• WORK REQUIRED
The data must be returned in full and exactly as given.
####
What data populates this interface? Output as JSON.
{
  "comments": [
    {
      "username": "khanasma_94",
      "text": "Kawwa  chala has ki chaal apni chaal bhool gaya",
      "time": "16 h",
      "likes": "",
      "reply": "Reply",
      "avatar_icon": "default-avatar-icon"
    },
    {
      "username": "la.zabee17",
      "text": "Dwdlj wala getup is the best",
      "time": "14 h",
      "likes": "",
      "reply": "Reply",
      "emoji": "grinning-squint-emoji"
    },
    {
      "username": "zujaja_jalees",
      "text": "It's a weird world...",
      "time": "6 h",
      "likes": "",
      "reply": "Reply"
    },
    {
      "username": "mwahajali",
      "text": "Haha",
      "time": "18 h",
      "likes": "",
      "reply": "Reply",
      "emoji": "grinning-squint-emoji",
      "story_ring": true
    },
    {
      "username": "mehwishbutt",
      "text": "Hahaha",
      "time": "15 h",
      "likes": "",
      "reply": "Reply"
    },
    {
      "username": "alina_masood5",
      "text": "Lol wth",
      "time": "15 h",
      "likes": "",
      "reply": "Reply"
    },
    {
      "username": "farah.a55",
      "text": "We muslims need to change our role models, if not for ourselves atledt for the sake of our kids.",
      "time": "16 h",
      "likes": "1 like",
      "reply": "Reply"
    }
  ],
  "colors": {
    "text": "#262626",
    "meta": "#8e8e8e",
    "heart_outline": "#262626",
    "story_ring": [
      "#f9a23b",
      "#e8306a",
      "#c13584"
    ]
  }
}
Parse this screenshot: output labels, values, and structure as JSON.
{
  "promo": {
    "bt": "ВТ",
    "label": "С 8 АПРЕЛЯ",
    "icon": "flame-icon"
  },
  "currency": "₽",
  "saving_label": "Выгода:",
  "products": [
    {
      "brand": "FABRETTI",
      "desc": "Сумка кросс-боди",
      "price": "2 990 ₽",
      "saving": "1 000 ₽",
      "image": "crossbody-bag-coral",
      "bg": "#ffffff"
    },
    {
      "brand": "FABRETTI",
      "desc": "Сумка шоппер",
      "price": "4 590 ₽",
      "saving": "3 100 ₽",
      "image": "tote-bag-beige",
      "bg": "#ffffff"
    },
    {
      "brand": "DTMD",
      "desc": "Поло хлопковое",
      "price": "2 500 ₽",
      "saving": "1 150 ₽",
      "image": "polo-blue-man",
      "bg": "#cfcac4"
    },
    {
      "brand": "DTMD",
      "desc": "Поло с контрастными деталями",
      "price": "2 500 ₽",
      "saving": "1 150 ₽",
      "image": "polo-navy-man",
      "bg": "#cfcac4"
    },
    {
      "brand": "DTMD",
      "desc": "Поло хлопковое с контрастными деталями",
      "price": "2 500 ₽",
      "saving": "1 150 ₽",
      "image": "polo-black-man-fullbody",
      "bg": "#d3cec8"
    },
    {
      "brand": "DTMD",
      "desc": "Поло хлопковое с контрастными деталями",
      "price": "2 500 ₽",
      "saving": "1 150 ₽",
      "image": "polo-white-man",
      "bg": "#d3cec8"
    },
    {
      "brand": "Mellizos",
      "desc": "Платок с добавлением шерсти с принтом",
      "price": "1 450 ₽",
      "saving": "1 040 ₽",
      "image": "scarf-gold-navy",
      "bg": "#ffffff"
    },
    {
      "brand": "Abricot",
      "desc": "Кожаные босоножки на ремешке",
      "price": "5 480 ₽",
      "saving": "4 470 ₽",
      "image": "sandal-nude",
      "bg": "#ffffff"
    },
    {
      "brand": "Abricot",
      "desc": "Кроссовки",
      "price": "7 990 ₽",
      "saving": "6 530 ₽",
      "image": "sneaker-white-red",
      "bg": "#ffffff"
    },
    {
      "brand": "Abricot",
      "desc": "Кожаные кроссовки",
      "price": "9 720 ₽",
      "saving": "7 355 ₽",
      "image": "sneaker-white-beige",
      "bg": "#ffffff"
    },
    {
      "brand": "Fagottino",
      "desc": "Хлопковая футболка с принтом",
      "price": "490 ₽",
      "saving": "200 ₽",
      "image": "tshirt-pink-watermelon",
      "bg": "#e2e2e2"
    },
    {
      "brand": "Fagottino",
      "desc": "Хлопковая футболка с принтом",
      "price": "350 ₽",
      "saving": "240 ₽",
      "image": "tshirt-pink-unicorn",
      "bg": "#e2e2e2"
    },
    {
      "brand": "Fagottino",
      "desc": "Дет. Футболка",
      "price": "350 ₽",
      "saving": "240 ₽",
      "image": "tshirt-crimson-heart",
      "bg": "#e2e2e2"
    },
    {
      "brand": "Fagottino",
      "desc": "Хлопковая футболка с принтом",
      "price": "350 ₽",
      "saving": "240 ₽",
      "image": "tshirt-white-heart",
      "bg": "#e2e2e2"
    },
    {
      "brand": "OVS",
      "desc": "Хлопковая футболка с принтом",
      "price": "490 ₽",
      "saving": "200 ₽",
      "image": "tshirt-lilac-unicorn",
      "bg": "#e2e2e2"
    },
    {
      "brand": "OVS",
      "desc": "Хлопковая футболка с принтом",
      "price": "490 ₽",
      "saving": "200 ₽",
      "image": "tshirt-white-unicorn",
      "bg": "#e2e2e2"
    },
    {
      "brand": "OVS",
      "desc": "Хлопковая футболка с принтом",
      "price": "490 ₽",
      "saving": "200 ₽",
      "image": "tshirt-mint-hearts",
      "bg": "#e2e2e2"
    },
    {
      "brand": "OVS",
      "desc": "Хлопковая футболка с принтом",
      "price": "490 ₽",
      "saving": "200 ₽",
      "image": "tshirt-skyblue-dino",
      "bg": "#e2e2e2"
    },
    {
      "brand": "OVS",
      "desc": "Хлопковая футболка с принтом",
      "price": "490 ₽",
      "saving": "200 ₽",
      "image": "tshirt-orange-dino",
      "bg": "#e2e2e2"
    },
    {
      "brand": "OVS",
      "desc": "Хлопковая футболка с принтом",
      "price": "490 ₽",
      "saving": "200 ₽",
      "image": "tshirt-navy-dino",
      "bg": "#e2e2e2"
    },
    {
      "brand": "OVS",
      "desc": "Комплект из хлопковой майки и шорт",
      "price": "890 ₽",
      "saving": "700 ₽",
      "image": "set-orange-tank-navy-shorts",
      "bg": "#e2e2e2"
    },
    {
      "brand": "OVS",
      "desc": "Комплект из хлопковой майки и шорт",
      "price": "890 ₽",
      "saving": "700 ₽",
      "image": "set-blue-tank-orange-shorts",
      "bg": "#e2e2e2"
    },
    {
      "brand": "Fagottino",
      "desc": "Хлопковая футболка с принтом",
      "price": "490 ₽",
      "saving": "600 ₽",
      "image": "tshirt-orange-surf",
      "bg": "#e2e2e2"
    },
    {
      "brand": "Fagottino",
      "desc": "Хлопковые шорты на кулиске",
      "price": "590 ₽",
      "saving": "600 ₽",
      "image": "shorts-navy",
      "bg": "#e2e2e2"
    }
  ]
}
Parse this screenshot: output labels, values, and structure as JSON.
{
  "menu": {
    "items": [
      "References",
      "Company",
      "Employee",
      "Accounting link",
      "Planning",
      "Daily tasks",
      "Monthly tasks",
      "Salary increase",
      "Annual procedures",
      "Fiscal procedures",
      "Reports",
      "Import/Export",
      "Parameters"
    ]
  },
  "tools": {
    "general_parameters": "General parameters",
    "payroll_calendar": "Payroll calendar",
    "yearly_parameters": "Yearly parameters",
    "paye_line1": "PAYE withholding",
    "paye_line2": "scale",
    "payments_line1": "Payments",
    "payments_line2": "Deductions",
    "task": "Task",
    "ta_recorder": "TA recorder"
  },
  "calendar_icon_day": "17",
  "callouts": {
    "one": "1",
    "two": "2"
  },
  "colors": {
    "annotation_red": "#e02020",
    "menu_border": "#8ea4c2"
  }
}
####
• TASK ANSWER
What data populates this interface? Output as JSON.
{
  "comments": [
    {
      "username": "khanasma_94",
      "text": "Kawwa  chala has ki chaal apni chaal bhool gaya",
      "time": "16 h",
      "likes": "",
      "reply": "Reply",
      "avatar_icon": "default-avatar-icon"
    },
    {
      "username": "la.zabee17",
      "text": "Dwdlj wala getup is the best",
      "time": "14 h",
      "likes": "",
      "reply": "Reply",
      "emoji": "grinning-squint-emoji"
    },
    {
      "username": "zujaja_jalees",
      "text": "It's a weird world...",
      "time": "6 h",
      "likes": "",
      "reply": "Reply"
    },
    {
      "username": "mwahajali",
      "text": "Haha",
      "time": "18 h",
      "likes": "",
      "reply": "Reply",
      "emoji": "grinning-squint-emoji",
      "story_ring": true
    },
    {
      "username": "mehwishbutt",
      "text": "Hahaha",
      "time": "15 h",
      "likes": "",
      "reply": "Reply"
    },
    {
      "username": "alina_masood5",
      "text": "Lol wth",
      "time": "15 h",
      "likes": "",
      "reply": "Reply"
    },
    {
      "username": "farah.a55",
      "text": "We muslims need to change our role models, if not for ourselves atledt for the sake of our kids.",
      "time": "16 h",
      "likes": "1 like",
      "reply": "Reply"
    }
  ],
  "colors": {
    "text": "#262626",
    "meta": "#8e8e8e",
    "heart_outline": "#262626",
    "story_ring": [
      "#f9a23b",
      "#e8306a",
      "#c13584"
    ]
  }
}
Parse this screenshot: output labels, values, and structure as JSON.
{
  "promo": {
    "bt": "ВТ",
    "label": "С 8 АПРЕЛЯ",
    "icon": "flame-icon"
  },
  "currency": "₽",
  "saving_label": "Выгода:",
  "products": [
    {
      "brand": "FABRETTI",
      "desc": "Сумка кросс-боди",
      "price": "2 990 ₽",
      "saving": "1 000 ₽",
      "image": "crossbody-bag-coral",
      "bg": "#ffffff"
    },
    {
      "brand": "FABRETTI",
      "desc": "Сумка шоппер",
      "price": "4 590 ₽",
      "saving": "3 100 ₽",
      "image": "tote-bag-beige",
      "bg": "#ffffff"
    },
    {
      "brand": "DTMD",
      "desc": "Поло хлопковое",
      "price": "2 500 ₽",
      "saving": "1 150 ₽",
      "image": "polo-blue-man",
      "bg": "#cfcac4"
    },
    {
      "brand": "DTMD",
      "desc": "Поло с контрастными деталями",
      "price": "2 500 ₽",
      "saving": "1 150 ₽",
      "image": "polo-navy-man",
      "bg": "#cfcac4"
    },
    {
      "brand": "DTMD",
      "desc": "Поло хлопковое с контрастными деталями",
      "price": "2 500 ₽",
      "saving": "1 150 ₽",
      "image": "polo-black-man-fullbody",
      "bg": "#d3cec8"
    },
    {
      "brand": "DTMD",
      "desc": "Поло хлопковое с контрастными деталями",
      "price": "2 500 ₽",
      "saving": "1 150 ₽",
      "image": "polo-white-man",
      "bg": "#d3cec8"
    },
    {
      "brand": "Mellizos",
      "desc": "Платок с добавлением шерсти с принтом",
      "price": "1 450 ₽",
      "saving": "1 040 ₽",
      "image": "scarf-gold-navy",
      "bg": "#ffffff"
    },
    {
      "brand": "Abricot",
      "desc": "Кожаные босоножки на ремешке",
      "price": "5 480 ₽",
      "saving": "4 470 ₽",
      "image": "sandal-nude",
      "bg": "#ffffff"
    },
    {
      "brand": "Abricot",
      "desc": "Кроссовки",
      "price": "7 990 ₽",
      "saving": "6 530 ₽",
      "image": "sneaker-white-red",
      "bg": "#ffffff"
    },
    {
      "brand": "Abricot",
      "desc": "Кожаные кроссовки",
      "price": "9 720 ₽",
      "saving": "7 355 ₽",
      "image": "sneaker-white-beige",
      "bg": "#ffffff"
    },
    {
      "brand": "Fagottino",
      "desc": "Хлопковая футболка с принтом",
      "price": "490 ₽",
      "saving": "200 ₽",
      "image": "tshirt-pink-watermelon",
      "bg": "#e2e2e2"
    },
    {
      "brand": "Fagottino",
      "desc": "Хлопковая футболка с принтом",
      "price": "350 ₽",
      "saving": "240 ₽",
      "image": "tshirt-pink-unicorn",
      "bg": "#e2e2e2"
    },
    {
      "brand": "Fagottino",
      "desc": "Дет. Футболка",
      "price": "350 ₽",
      "saving": "240 ₽",
      "image": "tshirt-crimson-heart",
      "bg": "#e2e2e2"
    },
    {
      "brand": "Fagottino",
      "desc": "Хлопковая футболка с принтом",
      "price": "350 ₽",
      "saving": "240 ₽",
      "image": "tshirt-white-heart",
      "bg": "#e2e2e2"
    },
    {
      "brand": "OVS",
      "desc": "Хлопковая футболка с принтом",
      "price": "490 ₽",
      "saving": "200 ₽",
      "image": "tshirt-lilac-unicorn",
      "bg": "#e2e2e2"
    },
    {
      "brand": "OVS",
      "desc": "Хлопковая футболка с принтом",
      "price": "490 ₽",
      "saving": "200 ₽",
      "image": "tshirt-white-unicorn",
      "bg": "#e2e2e2"
    },
    {
      "brand": "OVS",
      "desc": "Хлопковая футболка с принтом",
      "price": "490 ₽",
      "saving": "200 ₽",
      "image": "tshirt-mint-hearts",
      "bg": "#e2e2e2"
    },
    {
      "brand": "OVS",
      "desc": "Хлопковая футболка с принтом",
      "price": "490 ₽",
      "saving": "200 ₽",
      "image": "tshirt-skyblue-dino",
      "bg": "#e2e2e2"
    },
    {
      "brand": "OVS",
      "desc": "Хлопковая футболка с принтом",
      "price": "490 ₽",
      "saving": "200 ₽",
      "image": "tshirt-orange-dino",
      "bg": "#e2e2e2"
    },
    {
      "brand": "OVS",
      "desc": "Хлопковая футболка с принтом",
      "price": "490 ₽",
      "saving": "200 ₽",
      "image": "tshirt-navy-dino",
      "bg": "#e2e2e2"
    },
    {
      "brand": "OVS",
      "desc": "Комплект из хлопковой майки и шорт",
      "price": "890 ₽",
      "saving": "700 ₽",
      "image": "set-orange-tank-navy-shorts",
      "bg": "#e2e2e2"
    },
    {
      "brand": "OVS",
      "desc": "Комплект из хлопковой майки и шорт",
      "price": "890 ₽",
      "saving": "700 ₽",
      "image": "set-blue-tank-orange-shorts",
      "bg": "#e2e2e2"
    },
    {
      "brand": "Fagottino",
      "desc": "Хлопковая футболка с принтом",
      "price": "490 ₽",
      "saving": "600 ₽",
      "image": "tshirt-orange-surf",
      "bg": "#e2e2e2"
    },
    {
      "brand": "Fagottino",
      "desc": "Хлопковые шорты на кулиске",
      "price": "590 ₽",
      "saving": "600 ₽",
      "image": "shorts-navy",
      "bg": "#e2e2e2"
    }
  ]
}
Parse this screenshot: output labels, values, and structure as JSON.
{
  "menu": {
    "items": [
      "References",
      "Company",
      "Employee",
      "Accounting link",
      "Planning",
      "Daily tasks",
      "Monthly tasks",
      "Salary increase",
      "Annual procedures",
      "Fiscal procedures",
      "Reports",
      "Import/Export",
      "Parameters"
    ]
  },
  "tools": {
    "general_parameters": "General parameters",
    "payroll_calendar": "Payroll calendar",
    "yearly_parameters": "Yearly parameters",
    "paye_line1": "PAYE withholding",
    "paye_line2": "scale",
    "payments_line1": "Payments",
    "payments_line2": "Deductions",
    "task": "Task",
    "ta_recorder": "TA recorder"
  },
  "calendar_icon_day": "17",
  "callouts": {
    "one": "1",
    "two": "2"
  },
  "colors": {
    "annotation_red": "#e02020",
    "menu_border": "#8ea4c2"
  }
}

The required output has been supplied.